Darwin started publishing the reports of the analysis of the samples, provided by the zoologists, as a book called 'Zoology of the Voyage of HMS Beagle.' He even got a grant of £1,000 for publishing these books. Darwin planned to publish several volumes of this book.
His voyage, the samples he had collected during the voyage, and the reports of these samples provided by zoologists helped him understand a lot about evolution. So, he started working on formulating a theory about evolution.
Darwin worked too hard to finish his books, as well as formulate his own theory of evolution at the same time. But due to the resulting stress, he got sick and was bedridden. He started trembling and vomiting, suffered from stomach pain, and severe boils started appearing on his body. Even though he got better with time, these symptoms reoccurred again and again in his life, whenever he got overstressed. His disease was never diagnosed or cured.
Evolution theories before Darwin's time
Even before Darwin proposed his theory of evolution, there were two theories of evolution that were famous. But they had a lot of opposition.
The first of these theories was the 'Theory of Acquired Characteristics' or 'Lamarckism.' It was proposed by Jean-Baptiste Lamarck [Citation2], a French zoologist. He proposed, that when environments change, organisms change their behavior, and as a result, the organs of these organisms change as well. These organisms then pass on these changes to their offspring.

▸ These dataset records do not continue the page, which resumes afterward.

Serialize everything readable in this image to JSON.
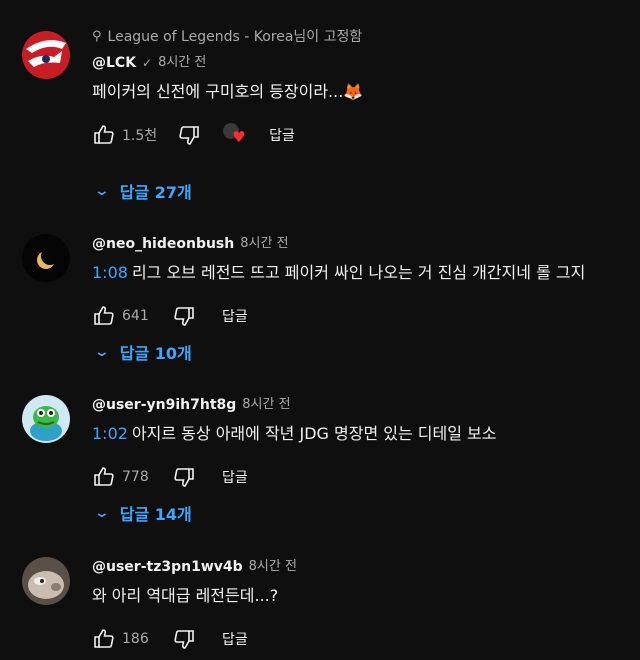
{
  "comments": [
    {
      "pinned_label": "League of Legends - Korea님이 고정함",
      "author": "@LCK",
      "verified": true,
      "time": "8시간 전",
      "timestamp": "",
      "text": "페이커의 신전에 구미호의 등장이라...🦊",
      "likes": "1.5천",
      "creator_heart": true,
      "reply_label": "답글",
      "replies_label": "답글 27개",
      "avatar_icon": "lck-logo-icon"
    },
    {
      "author": "@neo_hideonbush",
      "time": "8시간 전",
      "timestamp": "1:08",
      "text": "리그 오브 레전드 뜨고 페이커 싸인 나오는 거 진심 개간지네 롤 그지",
      "likes": "641",
      "reply_label": "답글",
      "replies_label": "답글 10개",
      "avatar_icon": "crescent-moon-icon"
    },
    {
      "author": "@user-yn9ih7ht8g",
      "time": "8시간 전",
      "timestamp": "1:02",
      "text": "아지르 동상 아래에 작년 JDG 명장면 있는 디테일 보소",
      "likes": "778",
      "reply_label": "답글",
      "replies_label": "답글 14개",
      "avatar_icon": "cartoon-character-icon"
    },
    {
      "author": "@user-tz3pn1wv4b",
      "time": "8시간 전",
      "timestamp": "",
      "text": "와 아리 역대급 레전든데...?",
      "likes": "186",
      "reply_label": "답글",
      "avatar_icon": "animal-photo-icon"
    }
  ],
  "colors": {
    "background": "#0f0f0f",
    "link": "#3ea6ff",
    "secondary_text": "#aaaaaa",
    "heart": "#ff2d2d"
  }
}
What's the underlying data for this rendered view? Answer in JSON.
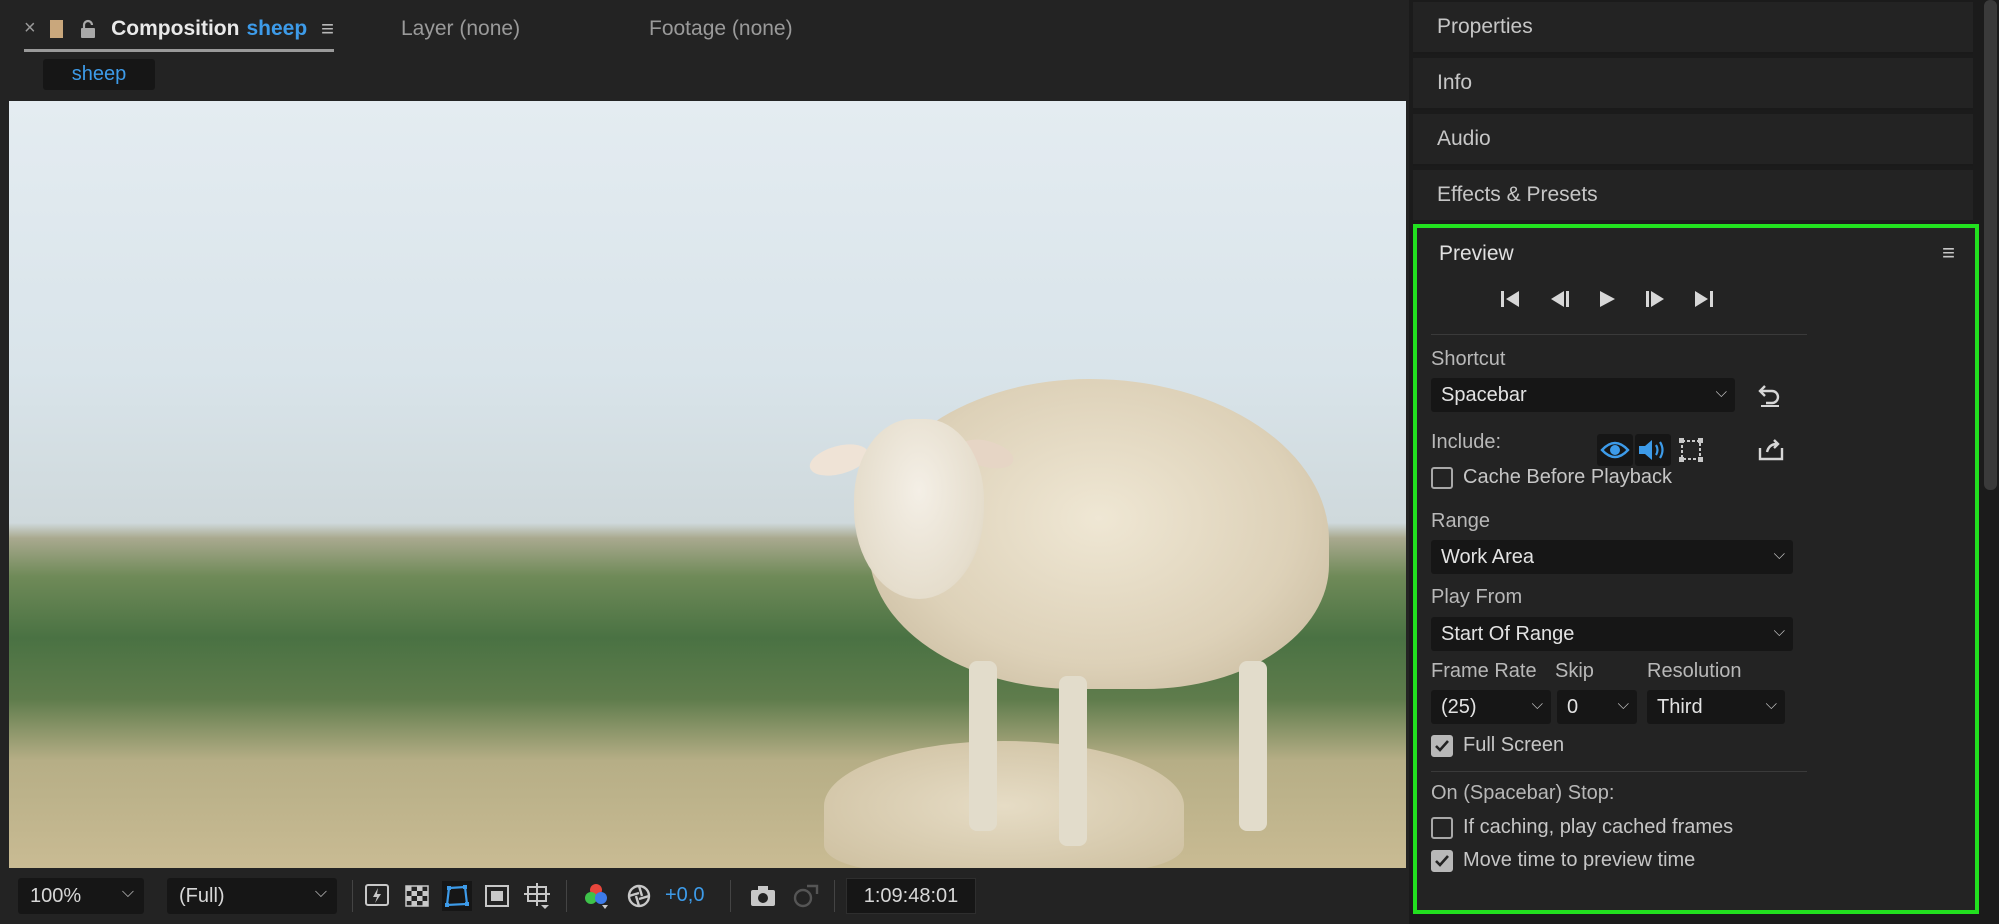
{
  "composition_tab": {
    "close": "×",
    "title": "Composition",
    "name": "sheep",
    "menu": "≡"
  },
  "tabs": {
    "layer": "Layer (none)",
    "footage": "Footage (none)"
  },
  "breadcrumb": "sheep",
  "viewer_toolbar": {
    "magnification": "100%",
    "resolution": "(Full)",
    "exposure": "+0,0",
    "timecode": "1:09:48:01"
  },
  "right_panels": {
    "properties": "Properties",
    "info": "Info",
    "audio": "Audio",
    "effects": "Effects & Presets"
  },
  "preview": {
    "title": "Preview",
    "menu": "≡",
    "shortcut_label": "Shortcut",
    "shortcut_value": "Spacebar",
    "include_label": "Include:",
    "cache_before_playback": "Cache Before Playback",
    "range_label": "Range",
    "range_value": "Work Area",
    "play_from_label": "Play From",
    "play_from_value": "Start Of Range",
    "frame_rate_label": "Frame Rate",
    "skip_label": "Skip",
    "resolution_label": "Resolution",
    "frame_rate_value": "(25)",
    "skip_value": "0",
    "resolution_value": "Third",
    "full_screen": "Full Screen",
    "on_stop_label": "On (Spacebar) Stop:",
    "if_caching": "If caching, play cached frames",
    "move_time": "Move time to preview time"
  },
  "checkbox_states": {
    "cache_before_playback": false,
    "full_screen": true,
    "if_caching": false,
    "move_time": true
  },
  "colors": {
    "accent_blue": "#3d9be9",
    "highlight_green": "#22e01f",
    "panel_bg": "#232323"
  }
}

The second theory was proposed by none other than Charles Darwin's paternal grandfather, Erasmus Darwin. In his book called 'Zooomia,' [Citation3] Erasmus argues that all organisms undergo changes constantly, which their offspring inherit from them.